The FDA inspects less than 1% of drugs before letting them come into the country.
Illustration: Aïda Amer/Axios

The FDA is inspecting fewer overseas drugmakers as it simultaneously increases the number of generic drug approvals, contributing to concerns about the safety of our generic drug supply, Bloomberg Businessweek reports.

Why it matters: 90% of drugs sold in the U.S. are generics, and 80% of the active ingredients are produced abroad. The FDA inspects less than 1% of drugs before letting them come into the country.

  • This weak quality-control system led to last year's announcement that a carcinogen had been found in a popular blood-pressure medicine, prompting a massive FDA recall.

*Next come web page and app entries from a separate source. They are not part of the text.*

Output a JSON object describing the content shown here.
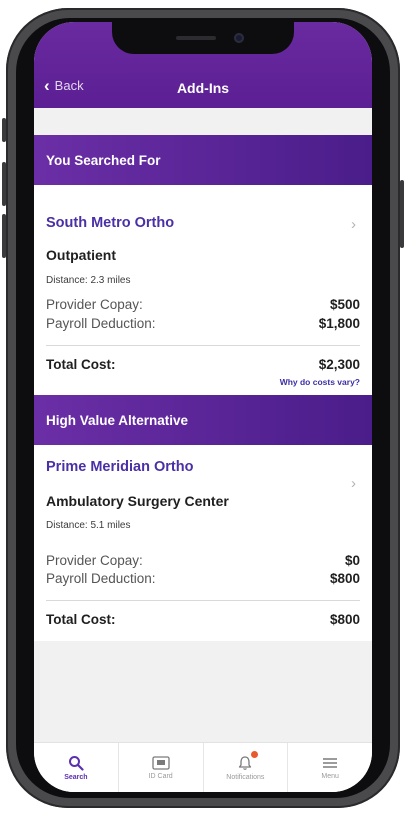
{
  "header": {
    "back_label": "Back",
    "title": "Add-Ins"
  },
  "searched": {
    "section_title": "You Searched For",
    "provider_name": "South Metro Ortho",
    "facility_type": "Outpatient",
    "distance": "Distance: 2.3 miles",
    "copay_label": "Provider Copay:",
    "copay_value": "$500",
    "payroll_label": "Payroll Deduction:",
    "payroll_value": "$1,800",
    "total_label": "Total Cost:",
    "total_value": "$2,300",
    "why_link": "Why do costs vary?"
  },
  "alternative": {
    "section_title": "High Value Alternative",
    "provider_name": "Prime Meridian Ortho",
    "facility_type": "Ambulatory Surgery Center",
    "distance": "Distance: 5.1 miles",
    "copay_label": "Provider Copay:",
    "copay_value": "$0",
    "payroll_label": "Payroll Deduction:",
    "payroll_value": "$800",
    "total_label": "Total Cost:",
    "total_value": "$800"
  },
  "tabbar": {
    "tabs": [
      {
        "label": "Search",
        "icon": "search-icon",
        "active": true
      },
      {
        "label": "ID Card",
        "icon": "id-card-icon",
        "active": false
      },
      {
        "label": "Notifications",
        "icon": "bell-icon",
        "active": false
      },
      {
        "label": "Menu",
        "icon": "menu-icon",
        "active": false
      }
    ]
  },
  "colors": {
    "brand_purple": "#5c1f93",
    "link_purple": "#4a2fa6",
    "notification_dot": "#e85a2c"
  }
}
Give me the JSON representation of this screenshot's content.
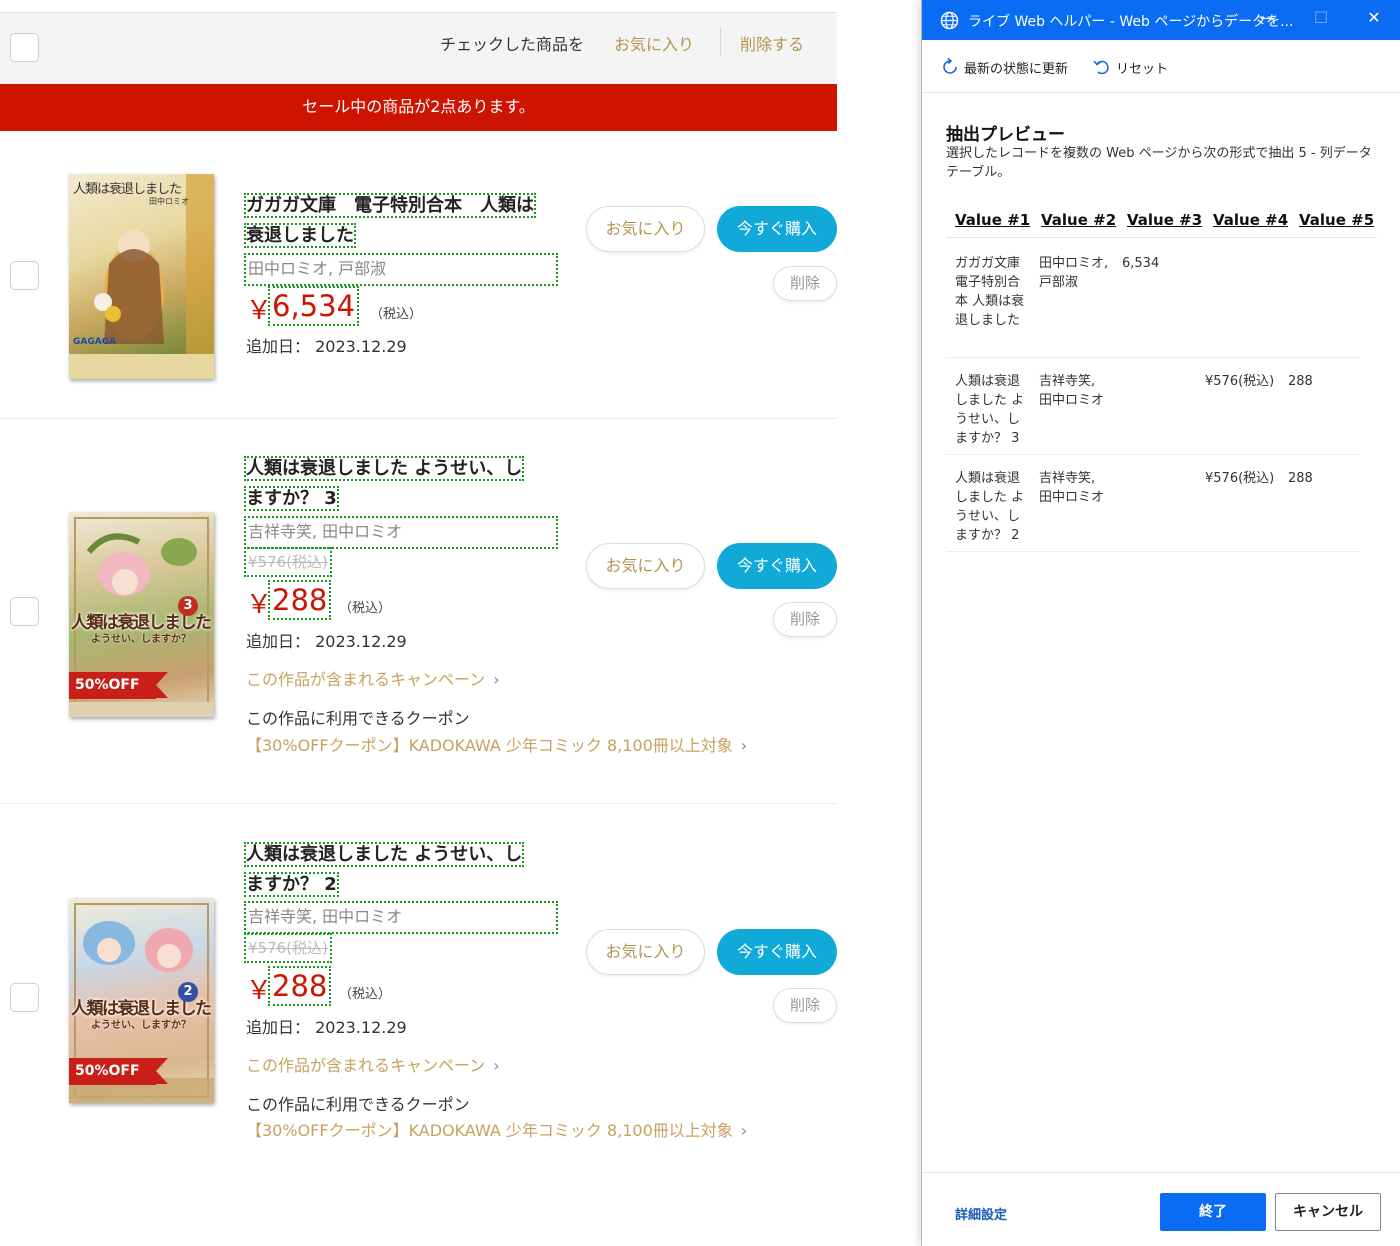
{
  "cart": {
    "toolbar": {
      "checked_label": "チェックした商品を",
      "favorite_label": "お気に入り",
      "delete_label": "削除する"
    },
    "sale_banner": "セール中の商品が2点あります。",
    "items": [
      {
        "title": "ガガガ文庫　電子特別合本　人類は衰退しました",
        "title_line1": "ガガガ文庫　電子特別合本　人類は",
        "title_line2": "衰退しました",
        "author": "田中ロミオ, 戸部淑",
        "original_price": "",
        "yen": "￥",
        "price": "6,534",
        "tax": "（税込）",
        "added": "追加日：  2023.12.29",
        "campaign": "",
        "coupon_head": "",
        "coupon": "",
        "cover_title": "人類は衰退しました",
        "cover_sub": "田中ロミオ",
        "cover_brand": "GAGAGA",
        "cover_volume": "",
        "discount_badge": "",
        "favorite_label": "お気に入り",
        "buy_label": "今すぐ購入",
        "delete_label": "削除"
      },
      {
        "title": "人類は衰退しました ようせい、しますか？ 3",
        "title_line1": "人類は衰退しました ようせい、し",
        "title_line2": "ますか？ 3",
        "author": "吉祥寺笑, 田中ロミオ",
        "original_price": "¥576(税込)",
        "yen": "￥",
        "price": "288",
        "tax": "（税込）",
        "added": "追加日：  2023.12.29",
        "campaign": "この作品が含まれるキャンペーン",
        "coupon_head": "この作品に利用できるクーポン",
        "coupon": "【30%OFFクーポン】KADOKAWA 少年コミック 8,100冊以上対象",
        "cover_title": "人類は衰退しました",
        "cover_sub": "ようせい、しますか？",
        "cover_volume": "3",
        "discount_badge": "50%OFF",
        "favorite_label": "お気に入り",
        "buy_label": "今すぐ購入",
        "delete_label": "削除"
      },
      {
        "title": "人類は衰退しました ようせい、しますか？ 2",
        "title_line1": "人類は衰退しました ようせい、し",
        "title_line2": "ますか？ 2",
        "author": "吉祥寺笑, 田中ロミオ",
        "original_price": "¥576(税込)",
        "yen": "￥",
        "price": "288",
        "tax": "（税込）",
        "added": "追加日：  2023.12.29",
        "campaign": "この作品が含まれるキャンペーン",
        "coupon_head": "この作品に利用できるクーポン",
        "coupon": "【30%OFFクーポン】KADOKAWA 少年コミック 8,100冊以上対象",
        "cover_title": "人類は衰退しました",
        "cover_sub": "ようせい、しますか？",
        "cover_volume": "2",
        "discount_badge": "50%OFF",
        "favorite_label": "お気に入り",
        "buy_label": "今すぐ購入",
        "delete_label": "削除"
      }
    ]
  },
  "helper": {
    "title": "ライブ Web ヘルパー - Web ページからデータを...",
    "refresh_label": "最新の状態に更新",
    "reset_label": "リセット",
    "preview_title": "抽出プレビュー",
    "preview_desc": "選択したレコードを複数の Web ページから次の形式で抽出 5 - 列データ テーブル。",
    "columns": [
      "Value #1",
      "Value #2",
      "Value #3",
      "Value #4",
      "Value #5"
    ],
    "rows": [
      [
        "ガガガ文庫 電子特別合本 人類は衰退しました",
        "田中ロミオ, 戸部淑",
        "6,534",
        "",
        ""
      ],
      [
        "人類は衰退しました ようせい、しますか？ 3",
        "吉祥寺笑, 田中ロミオ",
        "",
        "¥576(税込)",
        "288"
      ],
      [
        "人類は衰退しました ようせい、しますか？ 2",
        "吉祥寺笑, 田中ロミオ",
        "",
        "¥576(税込)",
        "288"
      ]
    ],
    "advanced_label": "詳細設定",
    "finish_label": "終了",
    "cancel_label": "キャンセル",
    "accent_color": "#0a6cf2"
  }
}
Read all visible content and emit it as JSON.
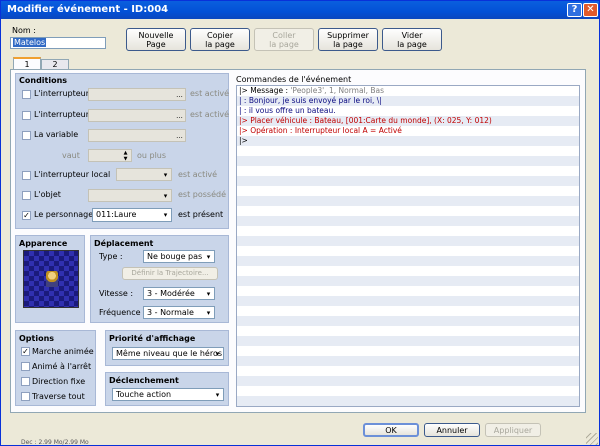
{
  "title": "Modifier événement - ID:004",
  "help_glyph": "?",
  "close_glyph": "✕",
  "name_label": "Nom :",
  "name_value": "Matelos",
  "toolbar": {
    "new_page_1": "Nouvelle",
    "new_page_2": "Page",
    "copy_1": "Copier",
    "copy_2": "la page",
    "paste_1": "Coller",
    "paste_2": "la page",
    "delete_1": "Supprimer",
    "delete_2": "la page",
    "clear_1": "Vider",
    "clear_2": "la page"
  },
  "tabs": [
    "1",
    "2"
  ],
  "conditions": {
    "title": "Conditions",
    "switch1": "L'interrupteur",
    "switch1_suffix": "est activé",
    "switch2": "L'interrupteur",
    "switch2_suffix": "est activé",
    "variable": "La variable",
    "value_label": "vaut",
    "value_suffix": "ou plus",
    "local_switch": "L'interrupteur local",
    "local_suffix": "est activé",
    "item": "L'objet",
    "item_suffix": "est possédé",
    "actor": "Le personnage",
    "actor_value": "011:Laure",
    "actor_suffix": "est présent",
    "ellipsis": "..."
  },
  "appearance": {
    "title": "Apparence"
  },
  "movement": {
    "title": "Déplacement",
    "type_label": "Type :",
    "type_value": "Ne bouge pas",
    "define_route": "Définir la Trajectoire...",
    "speed_label": "Vitesse :",
    "speed_value": "3 - Modérée",
    "freq_label": "Fréquence :",
    "freq_value": "3 - Normale"
  },
  "options": {
    "title": "Options",
    "walk": "Marche animée",
    "stop": "Animé à l'arrêt",
    "dirfix": "Direction fixe",
    "through": "Traverse tout"
  },
  "priority": {
    "title": "Priorité d'affichage",
    "value": "Même niveau que le héros"
  },
  "trigger": {
    "title": "Déclenchement",
    "value": "Touche action"
  },
  "commands": {
    "title": "Commandes de l'événement",
    "lines": [
      {
        "text": "|> Message : ",
        "extra": "'People3', 1, Normal, Bas",
        "color": "#000000",
        "extra_color": "#808080"
      },
      {
        "text": "|              : Bonjour, je suis envoyé par le roi, \\|",
        "extra": "",
        "color": "#0a0a80",
        "extra_color": "#808080"
      },
      {
        "text": "|              : il vous offre un bateau.",
        "extra": "",
        "color": "#0a0a80",
        "extra_color": "#808080"
      },
      {
        "text": "|> Placer véhicule : Bateau, [001:Carte du monde], (X: 025, Y: 012)",
        "extra": "",
        "color": "#c00000",
        "extra_color": "#808080"
      },
      {
        "text": "|> Opération : Interrupteur local A = Activé",
        "extra": "",
        "color": "#c00000",
        "extra_color": "#808080"
      },
      {
        "text": "|>",
        "extra": "",
        "color": "#000000",
        "extra_color": "#808080"
      }
    ]
  },
  "footer": {
    "ok": "OK",
    "cancel": "Annuler",
    "apply": "Appliquer"
  },
  "status": {
    "memory": "Dec : 2.99 Mo/2.99 Mo"
  }
}
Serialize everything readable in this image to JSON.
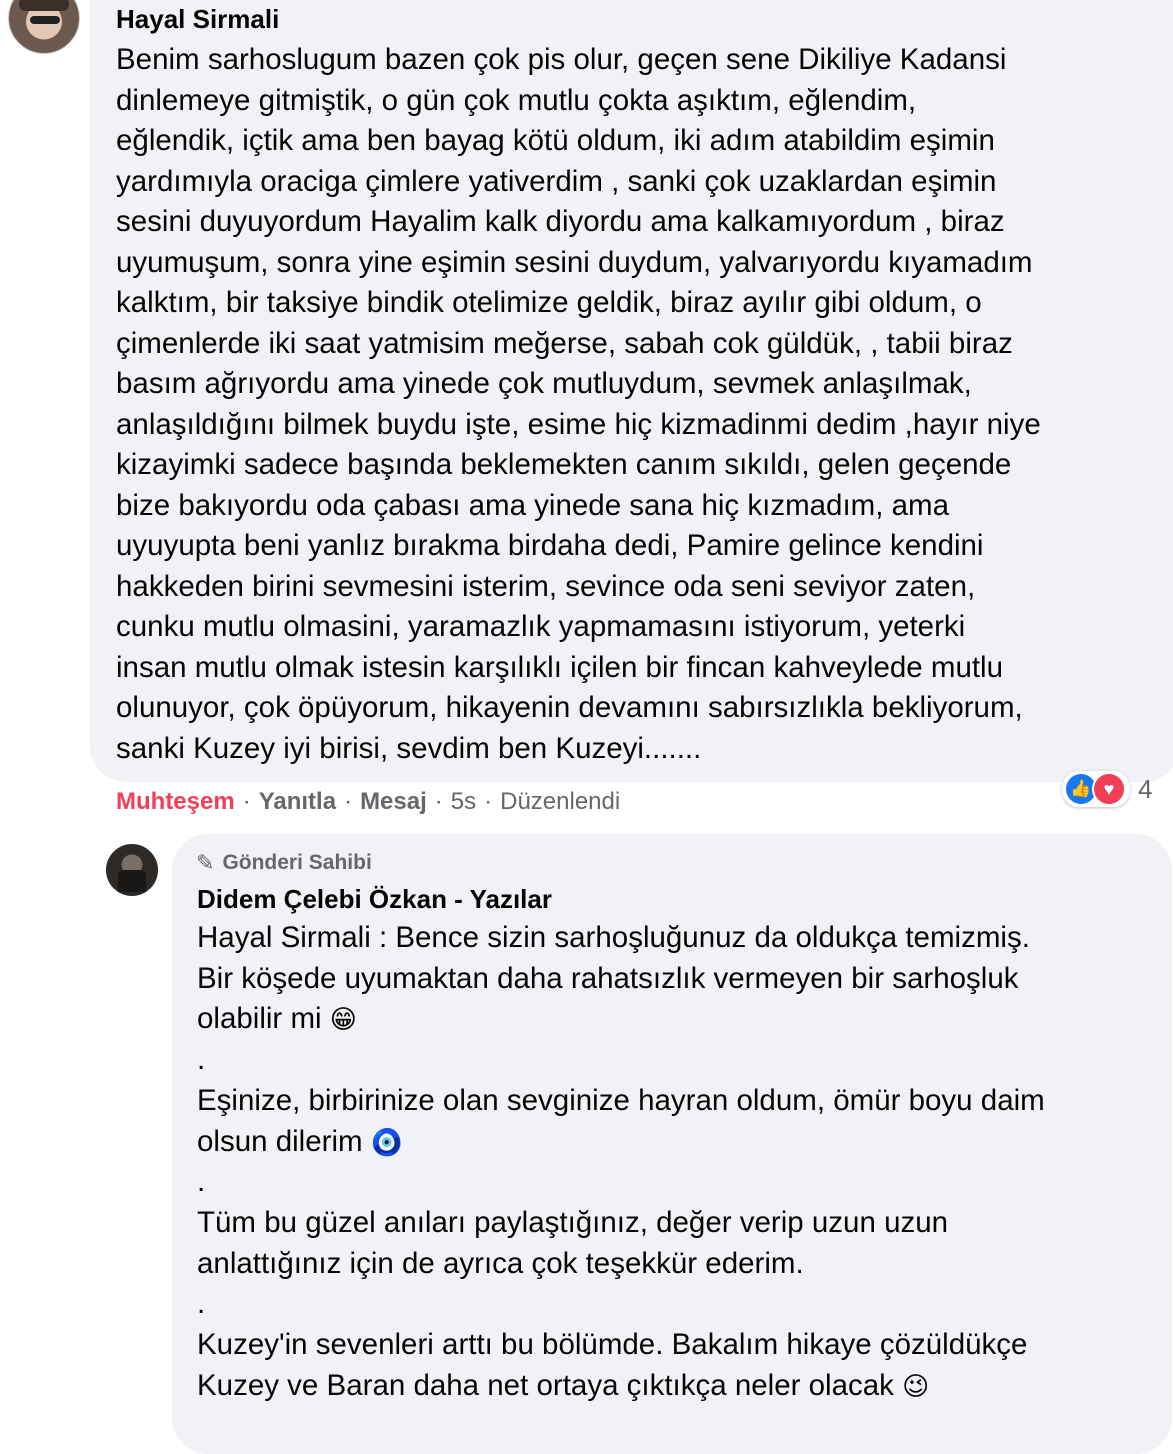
{
  "comment1": {
    "author": "Hayal Sirmali",
    "text": "Benim sarhoslugum bazen çok pis olur, geçen sene Dikiliye Kadansi\ndinlemeye gitmiştik, o gün çok mutlu çokta aşıktım, eğlendim,\neğlendik, içtik ama ben bayag kötü oldum, iki adım atabildim eşimin\nyardımıyla oraciga çimlere yativerdim , sanki çok uzaklardan eşimin\nsesini duyuyordum Hayalim kalk diyordu ama kalkamıyordum , biraz\nuyumuşum, sonra yine eşimin sesini duydum, yalvarıyordu kıyamadım\nkalktım, bir taksiye bindik otelimize geldik, biraz ayılır gibi oldum, o\nçimenlerde iki saat yatmisim meğerse, sabah cok güldük, , tabii biraz\nbasım ağrıyordu ama yinede çok mutluydum, sevmek anlaşılmak,\nanlaşıldığını bilmek buydu işte, esime hiç kizmadinmi dedim ,hayır niye\nkizayimki sadece başında beklemekten canım sıkıldı, gelen geçende\nbize bakıyordu oda çabası ama yinede sana hiç kızmadım, ama\nuyuyupta beni yanlız bırakma birdaha dedi, Pamire gelince kendini\nhakkeden birini sevmesini isterim, sevince oda seni seviyor zaten,\ncunku mutlu olmasini, yaramazlık yapmamasını istiyorum, yeterki\ninsan mutlu olmak istesin karşılıklı içilen bir fincan kahveylede mutlu\nolunuyor, çok öpüyorum, hikayenin devamını sabırsızlıkla bekliyorum,\nsanki Kuzey iyi birisi, sevdim ben Kuzeyi.......",
    "actions": {
      "reaction": "Muhteşem",
      "reply": "Yanıtla",
      "message": "Mesaj",
      "time": "5s",
      "edited": "Düzenlendi"
    },
    "reaction_count": "4",
    "reaction_icons": [
      "like-icon",
      "love-icon"
    ]
  },
  "comment2": {
    "badge": "Gönderi Sahibi",
    "author": "Didem Çelebi Özkan - Yazılar",
    "text_part1": "Hayal Sirmali : Bence sizin sarhoşluğunuz da oldukça temizmiş.\nBir köşede uyumaktan daha rahatsızlık vermeyen bir sarhoşluk\nolabilir mi ",
    "emoji1": "😁",
    "text_part2": "\n.\nEşinize, birbirinize olan sevginize hayran oldum, ömür boyu daim\nolsun dilerim ",
    "emoji2": "🧿",
    "text_part3": "\n.\nTüm bu güzel anıları paylaştığınız, değer verip uzun uzun\nanlattığınız için de ayrıca çok teşekkür ederim.\n.\nKuzey'in sevenleri arttı bu bölümde. Bakalım hikaye çözüldükçe\nKuzey ve Baran daha net ortaya çıktıkça neler olacak ",
    "emoji3": "😉"
  },
  "colors": {
    "bubble": "#f0f2f5",
    "secondary_text": "#65676b",
    "love_red": "#f33e58",
    "like_blue": "#1877f2"
  }
}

The big picture: "Where the FDA's drug approval process is founded on testing and more testing, the regulatory system for generics is built on trust, specifically trust in manufacturers," Bloomberg writes.

  • "[The global system is] designed to, above all, make and distribute drugs in a cost-efficient manner. It usually functions beyond view. Until there’s trouble."

Go deeper: Some seniors pay more for generic drugs than brands